One night during a game in the summer league Bundrick went up and grabbed the rim on an attempted lay-up. In the summer league, dunking was prohibited. You stayed off the rims. It was at this time when I heard one of the funniest lines ever at a basketball game in the schoolyard (and let me tell you, there have been many classic lines shouted out by some of the funniest guys to ever walk in the yard).
Danny Pisselli ran the league at the time was a master at discipline; he didn’t like anyone that disrespected the game or the rules; he was Roger Goodell before Roger Goodell.
After shouting to Bundrick to stay off the rim, Bunny replied;

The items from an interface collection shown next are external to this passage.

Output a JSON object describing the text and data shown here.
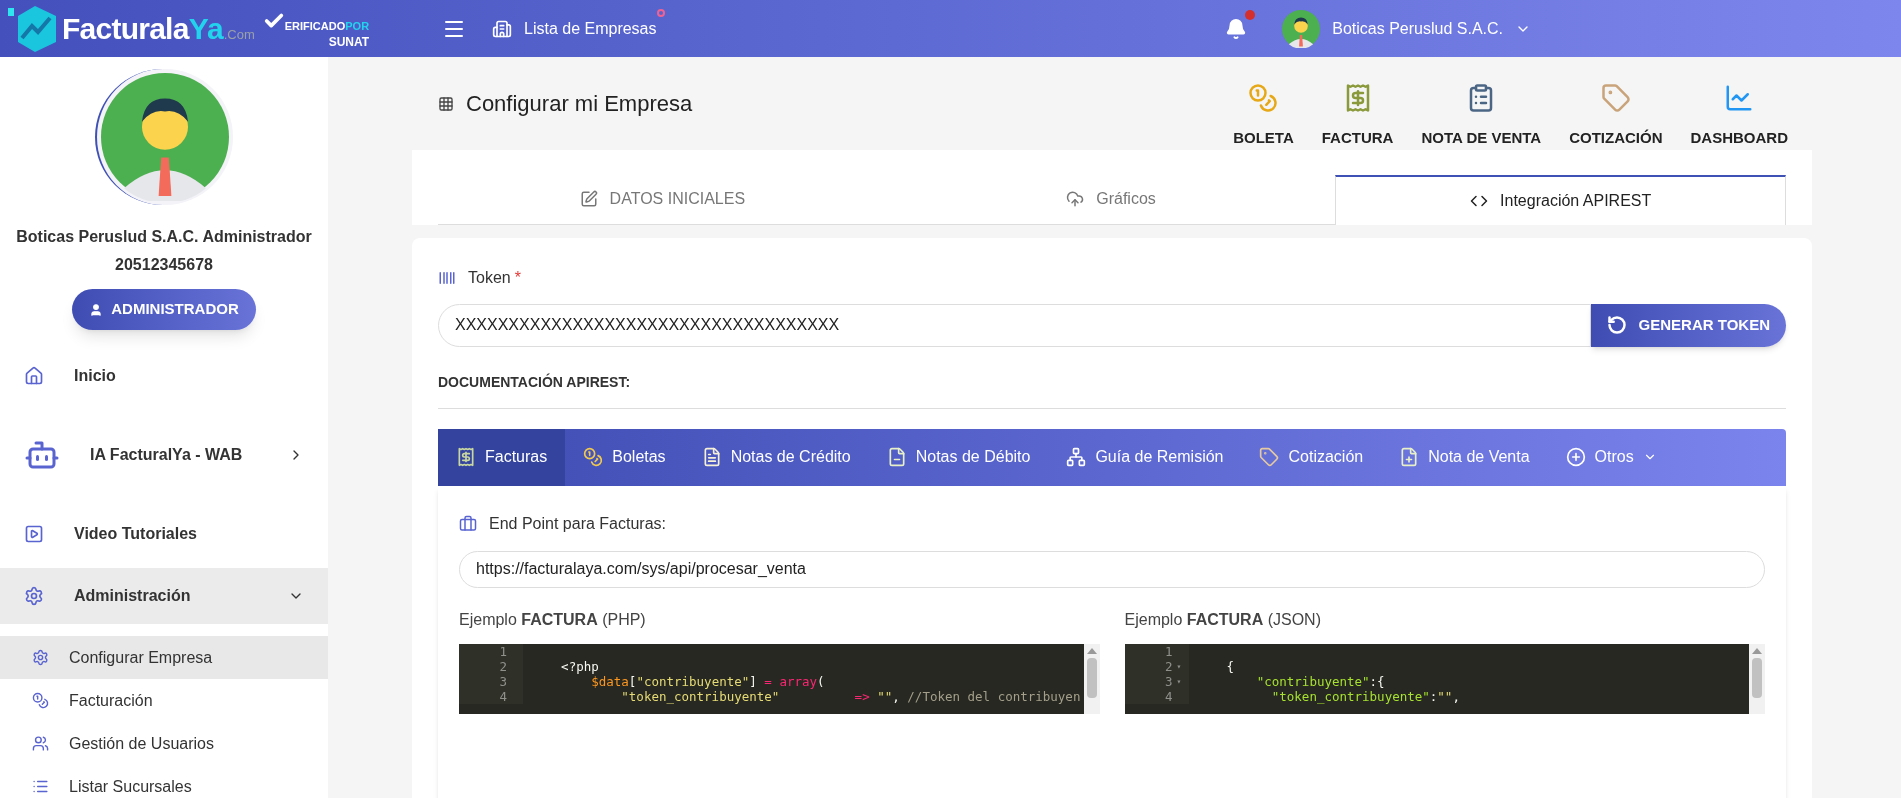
{
  "topbar": {
    "logo": {
      "name": "Facturala",
      "accent": "Ya",
      "suffix": ".Com"
    },
    "verified": {
      "line1": "ERIFICADO",
      "accent": "POR",
      "line2": "SUNAT"
    },
    "companies_link": {
      "label": "Lista de Empresas",
      "badge": true
    },
    "notifications": {
      "unread": true
    },
    "user": {
      "name": "Boticas Peruslud S.A.C."
    }
  },
  "sidebar": {
    "profile": {
      "name": "Boticas Peruslud S.A.C. Administrador",
      "ruc": "20512345678",
      "role": "ADMINISTRADOR"
    },
    "items": [
      {
        "label": "Inicio"
      },
      {
        "label": "IA FacturalYa - WAB",
        "expanded": false
      },
      {
        "label": "Video Tutoriales"
      },
      {
        "label": "Administración",
        "expanded": true,
        "children": [
          {
            "label": "Configurar Empresa",
            "selected": true
          },
          {
            "label": "Facturación",
            "selected": false
          },
          {
            "label": "Gestión de Usuarios",
            "selected": false
          },
          {
            "label": "Listar Sucursales",
            "selected": false
          }
        ]
      }
    ]
  },
  "page": {
    "title": "Configurar mi Empresa",
    "shortcuts": [
      "BOLETA",
      "FACTURA",
      "NOTA DE VENTA",
      "COTIZACIÓN",
      "DASHBOARD"
    ],
    "tabs": [
      {
        "label": "DATOS INICIALES",
        "selected": false
      },
      {
        "label": "Gráficos",
        "selected": false
      },
      {
        "label": "Integración APIREST",
        "selected": true
      }
    ]
  },
  "token": {
    "label": "Token",
    "required_mark": "*",
    "value": "XXXXXXXXXXXXXXXXXXXXXXXXXXXXXXXXXXXX",
    "button": "GENERAR TOKEN"
  },
  "docs": {
    "heading": "DOCUMENTACIÓN APIREST:",
    "tabs": [
      {
        "label": "Facturas",
        "selected": true,
        "dropdown": false
      },
      {
        "label": "Boletas",
        "selected": false,
        "dropdown": false
      },
      {
        "label": "Notas de Crédito",
        "selected": false,
        "dropdown": false
      },
      {
        "label": "Notas de Débito",
        "selected": false,
        "dropdown": false
      },
      {
        "label": "Guía de Remisión",
        "selected": false,
        "dropdown": false
      },
      {
        "label": "Cotización",
        "selected": false,
        "dropdown": false
      },
      {
        "label": "Nota de Venta",
        "selected": false,
        "dropdown": false
      },
      {
        "label": "Otros",
        "selected": false,
        "dropdown": true
      }
    ],
    "endpoint": {
      "label": "End Point para Facturas:",
      "value": "https://facturalaya.com/sys/api/procesar_venta"
    },
    "examples": [
      {
        "title": "Ejemplo **FACTURA** (PHP)",
        "lines": [
          {
            "number": "1"
          },
          {
            "number": "2",
            "segments": [
              {
                "kind": "plain",
                "text": "    <?php"
              }
            ]
          },
          {
            "number": "3",
            "segments": [
              {
                "kind": "variable",
                "text": "        $data"
              },
              {
                "kind": "plain",
                "text": "["
              },
              {
                "kind": "string",
                "text": "\"contribuyente\""
              },
              {
                "kind": "plain",
                "text": "] "
              },
              {
                "kind": "keyword",
                "text": "= array"
              },
              {
                "kind": "plain",
                "text": "("
              }
            ]
          },
          {
            "number": "4",
            "segments": [
              {
                "kind": "string",
                "text": "            \"token_contribuyente\""
              },
              {
                "kind": "keyword",
                "text": "          => "
              },
              {
                "kind": "string",
                "text": "\"\""
              },
              {
                "kind": "plain",
                "text": ", "
              },
              {
                "kind": "comment",
                "text": "//Token del contribuyen"
              }
            ]
          }
        ]
      },
      {
        "title": "Ejemplo **FACTURA** (JSON)",
        "lines": [
          {
            "number": "1"
          },
          {
            "number": "2",
            "fold": "▾",
            "segments": [
              {
                "kind": "plain",
                "text": "    {"
              }
            ]
          },
          {
            "number": "3",
            "fold": "▾",
            "segments": [
              {
                "kind": "key",
                "text": "        \"contribuyente\""
              },
              {
                "kind": "plain",
                "text": ":{"
              }
            ]
          },
          {
            "number": "4",
            "segments": [
              {
                "kind": "key",
                "text": "          \"token_contribuyente\""
              },
              {
                "kind": "plain",
                "text": ":"
              },
              {
                "kind": "string",
                "text": "\"\""
              },
              {
                "kind": "plain",
                "text": ","
              }
            ]
          }
        ]
      }
    ]
  }
}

“Danny, I’m sorry I slipped in the air.”
Here is my “Top 10 Coolest Dudes” in the neighborhood from back in the day:
1-John Corrar (“I can go for a slice, ya got wheels?”)
2-Gerard Trapp (Best basketball player to ever come out of Holy Name)
3-Jimmy, Michael and Georgie Rauthier (Tie) (Great trio of brothers)
4-Tom Brady (Old Buttercup)
5-Michael Bundrick (“I slipped in the air…”)
6-Joe Farrell (Fonz) (He once wore a white shoe lace for a headband)
7-Cadge (Awesome dude, always hanging out on the corner with his 10-speed bike)
8-John Powers (Duffer) (“Get outta here or you won’t get a piece of cake”)
9-Kenny Lawson ( I once saw him walking down Windsor Place wearing a Baltimore Orioles helmet)
10-Joe Sullivan (Breezily Bruin. ‘Ay muscle-head, get off the field’)
“What did you do there?”
In my teens I began to spend time over in the city, especially when I would play hooky from school. Hop the turnstile (or rush the gate) at 15th street-Prospect Park; catch the F-Train and ride to a place that seemed like a different world.
Here’s a story from the New York Post on Washington Square Park in the Village. Been there many times.